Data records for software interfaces
=== Section Start ===

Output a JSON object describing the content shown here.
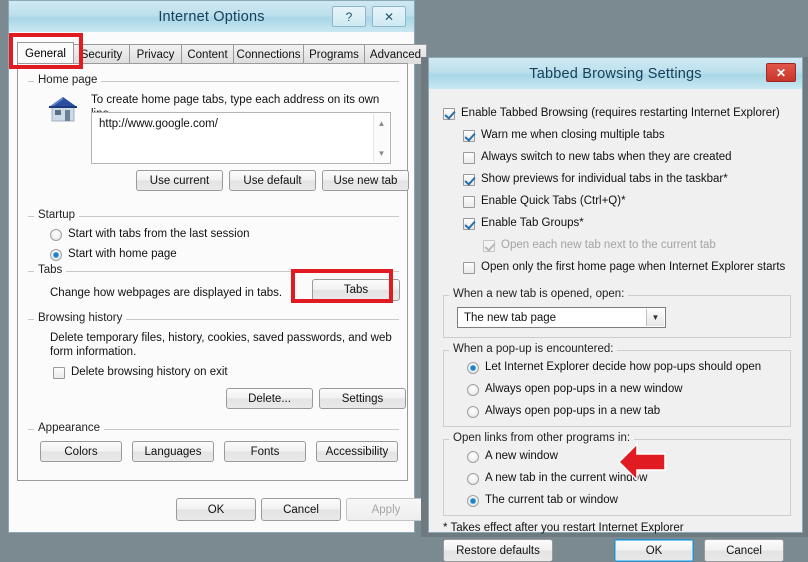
{
  "internet_options": {
    "title": "Internet Options",
    "titlebar_buttons": [
      {
        "name": "help-button",
        "glyph": "?"
      },
      {
        "name": "close-button",
        "glyph": "✕"
      }
    ],
    "tabs": [
      {
        "label": "General",
        "active": true
      },
      {
        "label": "Security",
        "active": false
      },
      {
        "label": "Privacy",
        "active": false
      },
      {
        "label": "Content",
        "active": false
      },
      {
        "label": "Connections",
        "active": false
      },
      {
        "label": "Programs",
        "active": false
      },
      {
        "label": "Advanced",
        "active": false
      }
    ],
    "home_page": {
      "group_label": "Home page",
      "description": "To create home page tabs, type each address on its own line.",
      "address_value": "http://www.google.com/",
      "buttons": [
        "Use current",
        "Use default",
        "Use new tab"
      ]
    },
    "startup": {
      "group_label": "Startup",
      "options": [
        {
          "label": "Start with tabs from the last session",
          "selected": false
        },
        {
          "label": "Start with home page",
          "selected": true
        }
      ]
    },
    "tabs_section": {
      "group_label": "Tabs",
      "description": "Change how webpages are displayed in tabs.",
      "button": "Tabs"
    },
    "browsing_history": {
      "group_label": "Browsing history",
      "description_line1": "Delete temporary files, history, cookies, saved passwords, and web",
      "description_line2": "form information.",
      "checkbox": {
        "label": "Delete browsing history on exit",
        "checked": false
      },
      "buttons": [
        "Delete...",
        "Settings"
      ]
    },
    "appearance": {
      "group_label": "Appearance",
      "buttons": [
        "Colors",
        "Languages",
        "Fonts",
        "Accessibility"
      ]
    },
    "footer_buttons": [
      {
        "label": "OK",
        "disabled": false
      },
      {
        "label": "Cancel",
        "disabled": false
      },
      {
        "label": "Apply",
        "disabled": true
      }
    ]
  },
  "tabbed_browsing": {
    "title": "Tabbed Browsing Settings",
    "close_glyph": "✕",
    "checkboxes": [
      {
        "label": "Enable Tabbed Browsing (requires restarting Internet Explorer)",
        "checked": true,
        "indent": 0,
        "disabled": false
      },
      {
        "label": "Warn me when closing multiple tabs",
        "checked": true,
        "indent": 1,
        "disabled": false
      },
      {
        "label": "Always switch to new tabs when they are created",
        "checked": false,
        "indent": 1,
        "disabled": false
      },
      {
        "label": "Show previews for individual tabs in the taskbar*",
        "checked": true,
        "indent": 1,
        "disabled": false
      },
      {
        "label": "Enable Quick Tabs (Ctrl+Q)*",
        "checked": false,
        "indent": 1,
        "disabled": false
      },
      {
        "label": "Enable Tab Groups*",
        "checked": true,
        "indent": 1,
        "disabled": false
      },
      {
        "label": "Open each new tab next to the current tab",
        "checked": true,
        "indent": 2,
        "disabled": true
      },
      {
        "label": "Open only the first home page when Internet Explorer starts",
        "checked": false,
        "indent": 1,
        "disabled": false
      }
    ],
    "new_tab_group": {
      "label": "When a new tab is opened, open:",
      "selected_option": "The new tab page"
    },
    "popup_group": {
      "label": "When a pop-up is encountered:",
      "options": [
        {
          "label": "Let Internet Explorer decide how pop-ups should open",
          "selected": true
        },
        {
          "label": "Always open pop-ups in a new window",
          "selected": false
        },
        {
          "label": "Always open pop-ups in a new tab",
          "selected": false
        }
      ]
    },
    "links_group": {
      "label": "Open links from other programs in:",
      "options": [
        {
          "label": "A new window",
          "selected": false
        },
        {
          "label": "A new tab in the current window",
          "selected": false
        },
        {
          "label": "The current tab or window",
          "selected": true
        }
      ]
    },
    "footnote": "* Takes effect after you restart Internet Explorer",
    "footer_buttons": [
      {
        "label": "Restore defaults",
        "focused": false
      },
      {
        "label": "OK",
        "focused": true
      },
      {
        "label": "Cancel",
        "focused": false
      }
    ]
  },
  "annotations": {
    "accent_color": "#e11b22",
    "highlights": [
      "general-tab",
      "tabs-button"
    ],
    "arrow_points_to": "The current tab or window"
  }
}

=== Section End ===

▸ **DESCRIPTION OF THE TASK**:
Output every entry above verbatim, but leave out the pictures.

▸ **TASK RESPONSE**:
Output a JSON object describing the content shown here.
{
  "internet_options": {
    "title": "Internet Options",
    "titlebar_buttons": [
      {
        "name": "help-button",
        "glyph": "?"
      },
      {
        "name": "close-button",
        "glyph": "✕"
      }
    ],
    "tabs": [
      {
        "label": "General",
        "active": true
      },
      {
        "label": "Security",
        "active": false
      },
      {
        "label": "Privacy",
        "active": false
      },
      {
        "label": "Content",
        "active": false
      },
      {
        "label": "Connections",
        "active": false
      },
      {
        "label": "Programs",
        "active": false
      },
      {
        "label": "Advanced",
        "active": false
      }
    ],
    "home_page": {
      "group_label": "Home page",
      "description": "To create home page tabs, type each address on its own line.",
      "address_value": "http://www.google.com/",
      "buttons": [
        "Use current",
        "Use default",
        "Use new tab"
      ]
    },
    "startup": {
      "group_label": "Startup",
      "options": [
        {
          "label": "Start with tabs from the last session",
          "selected": false
        },
        {
          "label": "Start with home page",
          "selected": true
        }
      ]
    },
    "tabs_section": {
      "group_label": "Tabs",
      "description": "Change how webpages are displayed in tabs.",
      "button": "Tabs"
    },
    "browsing_history": {
      "group_label": "Browsing history",
      "description_line1": "Delete temporary files, history, cookies, saved passwords, and web",
      "description_line2": "form information.",
      "checkbox": {
        "label": "Delete browsing history on exit",
        "checked": false
      },
      "buttons": [
        "Delete...",
        "Settings"
      ]
    },
    "appearance": {
      "group_label": "Appearance",
      "buttons": [
        "Colors",
        "Languages",
        "Fonts",
        "Accessibility"
      ]
    },
    "footer_buttons": [
      {
        "label": "OK",
        "disabled": false
      },
      {
        "label": "Cancel",
        "disabled": false
      },
      {
        "label": "Apply",
        "disabled": true
      }
    ]
  },
  "tabbed_browsing": {
    "title": "Tabbed Browsing Settings",
    "close_glyph": "✕",
    "checkboxes": [
      {
        "label": "Enable Tabbed Browsing (requires restarting Internet Explorer)",
        "checked": true,
        "indent": 0,
        "disabled": false
      },
      {
        "label": "Warn me when closing multiple tabs",
        "checked": true,
        "indent": 1,
        "disabled": false
      },
      {
        "label": "Always switch to new tabs when they are created",
        "checked": false,
        "indent": 1,
        "disabled": false
      },
      {
        "label": "Show previews for individual tabs in the taskbar*",
        "checked": true,
        "indent": 1,
        "disabled": false
      },
      {
        "label": "Enable Quick Tabs (Ctrl+Q)*",
        "checked": false,
        "indent": 1,
        "disabled": false
      },
      {
        "label": "Enable Tab Groups*",
        "checked": true,
        "indent": 1,
        "disabled": false
      },
      {
        "label": "Open each new tab next to the current tab",
        "checked": true,
        "indent": 2,
        "disabled": true
      },
      {
        "label": "Open only the first home page when Internet Explorer starts",
        "checked": false,
        "indent": 1,
        "disabled": false
      }
    ],
    "new_tab_group": {
      "label": "When a new tab is opened, open:",
      "selected_option": "The new tab page"
    },
    "popup_group": {
      "label": "When a pop-up is encountered:",
      "options": [
        {
          "label": "Let Internet Explorer decide how pop-ups should open",
          "selected": true
        },
        {
          "label": "Always open pop-ups in a new window",
          "selected": false
        },
        {
          "label": "Always open pop-ups in a new tab",
          "selected": false
        }
      ]
    },
    "links_group": {
      "label": "Open links from other programs in:",
      "options": [
        {
          "label": "A new window",
          "selected": false
        },
        {
          "label": "A new tab in the current window",
          "selected": false
        },
        {
          "label": "The current tab or window",
          "selected": true
        }
      ]
    },
    "footnote": "* Takes effect after you restart Internet Explorer",
    "footer_buttons": [
      {
        "label": "Restore defaults",
        "focused": false
      },
      {
        "label": "OK",
        "focused": true
      },
      {
        "label": "Cancel",
        "focused": false
      }
    ]
  },
  "annotations": {
    "accent_color": "#e11b22",
    "highlights": [
      "general-tab",
      "tabs-button"
    ],
    "arrow_points_to": "The current tab or window"
  }
}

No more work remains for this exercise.